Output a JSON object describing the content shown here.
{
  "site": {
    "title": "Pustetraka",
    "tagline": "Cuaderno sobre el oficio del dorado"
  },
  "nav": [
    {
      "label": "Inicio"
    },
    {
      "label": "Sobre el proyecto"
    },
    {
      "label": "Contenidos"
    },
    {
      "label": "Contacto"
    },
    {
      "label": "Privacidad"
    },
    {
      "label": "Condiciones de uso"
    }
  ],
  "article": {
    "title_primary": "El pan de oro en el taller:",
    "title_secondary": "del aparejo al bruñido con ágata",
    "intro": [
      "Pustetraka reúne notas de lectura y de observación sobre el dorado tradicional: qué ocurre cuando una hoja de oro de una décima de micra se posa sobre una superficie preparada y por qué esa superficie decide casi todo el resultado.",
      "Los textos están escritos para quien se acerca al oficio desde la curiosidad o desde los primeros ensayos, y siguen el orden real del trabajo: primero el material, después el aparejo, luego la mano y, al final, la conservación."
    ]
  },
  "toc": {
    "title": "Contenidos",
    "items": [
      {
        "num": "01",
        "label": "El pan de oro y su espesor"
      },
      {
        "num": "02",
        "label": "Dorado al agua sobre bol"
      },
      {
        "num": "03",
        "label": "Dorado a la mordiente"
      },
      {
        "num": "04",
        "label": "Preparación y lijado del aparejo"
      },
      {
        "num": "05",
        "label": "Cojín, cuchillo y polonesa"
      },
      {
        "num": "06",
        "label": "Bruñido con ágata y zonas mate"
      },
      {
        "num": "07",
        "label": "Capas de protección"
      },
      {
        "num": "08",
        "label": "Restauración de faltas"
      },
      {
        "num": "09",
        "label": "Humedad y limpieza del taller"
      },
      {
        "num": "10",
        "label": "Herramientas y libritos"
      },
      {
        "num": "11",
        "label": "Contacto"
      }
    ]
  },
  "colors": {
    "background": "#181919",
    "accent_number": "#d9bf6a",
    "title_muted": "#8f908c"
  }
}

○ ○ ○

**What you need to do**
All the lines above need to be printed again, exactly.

**Response box**
Output a JSON object describing the content shown here.
{
  "site": {
    "title": "Pustetraka",
    "tagline": "Cuaderno sobre el oficio del dorado"
  },
  "nav": [
    {
      "label": "Inicio"
    },
    {
      "label": "Sobre el proyecto"
    },
    {
      "label": "Contenidos"
    },
    {
      "label": "Contacto"
    },
    {
      "label": "Privacidad"
    },
    {
      "label": "Condiciones de uso"
    }
  ],
  "article": {
    "title_primary": "El pan de oro en el taller:",
    "title_secondary": "del aparejo al bruñido con ágata",
    "intro": [
      "Pustetraka reúne notas de lectura y de observación sobre el dorado tradicional: qué ocurre cuando una hoja de oro de una décima de micra se posa sobre una superficie preparada y por qué esa superficie decide casi todo el resultado.",
      "Los textos están escritos para quien se acerca al oficio desde la curiosidad o desde los primeros ensayos, y siguen el orden real del trabajo: primero el material, después el aparejo, luego la mano y, al final, la conservación."
    ]
  },
  "toc": {
    "title": "Contenidos",
    "items": [
      {
        "num": "01",
        "label": "El pan de oro y su espesor"
      },
      {
        "num": "02",
        "label": "Dorado al agua sobre bol"
      },
      {
        "num": "03",
        "label": "Dorado a la mordiente"
      },
      {
        "num": "04",
        "label": "Preparación y lijado del aparejo"
      },
      {
        "num": "05",
        "label": "Cojín, cuchillo y polonesa"
      },
      {
        "num": "06",
        "label": "Bruñido con ágata y zonas mate"
      },
      {
        "num": "07",
        "label": "Capas de protección"
      },
      {
        "num": "08",
        "label": "Restauración de faltas"
      },
      {
        "num": "09",
        "label": "Humedad y limpieza del taller"
      },
      {
        "num": "10",
        "label": "Herramientas y libritos"
      },
      {
        "num": "11",
        "label": "Contacto"
      }
    ]
  },
  "colors": {
    "background": "#181919",
    "accent_number": "#d9bf6a",
    "title_muted": "#8f908c"
  }
}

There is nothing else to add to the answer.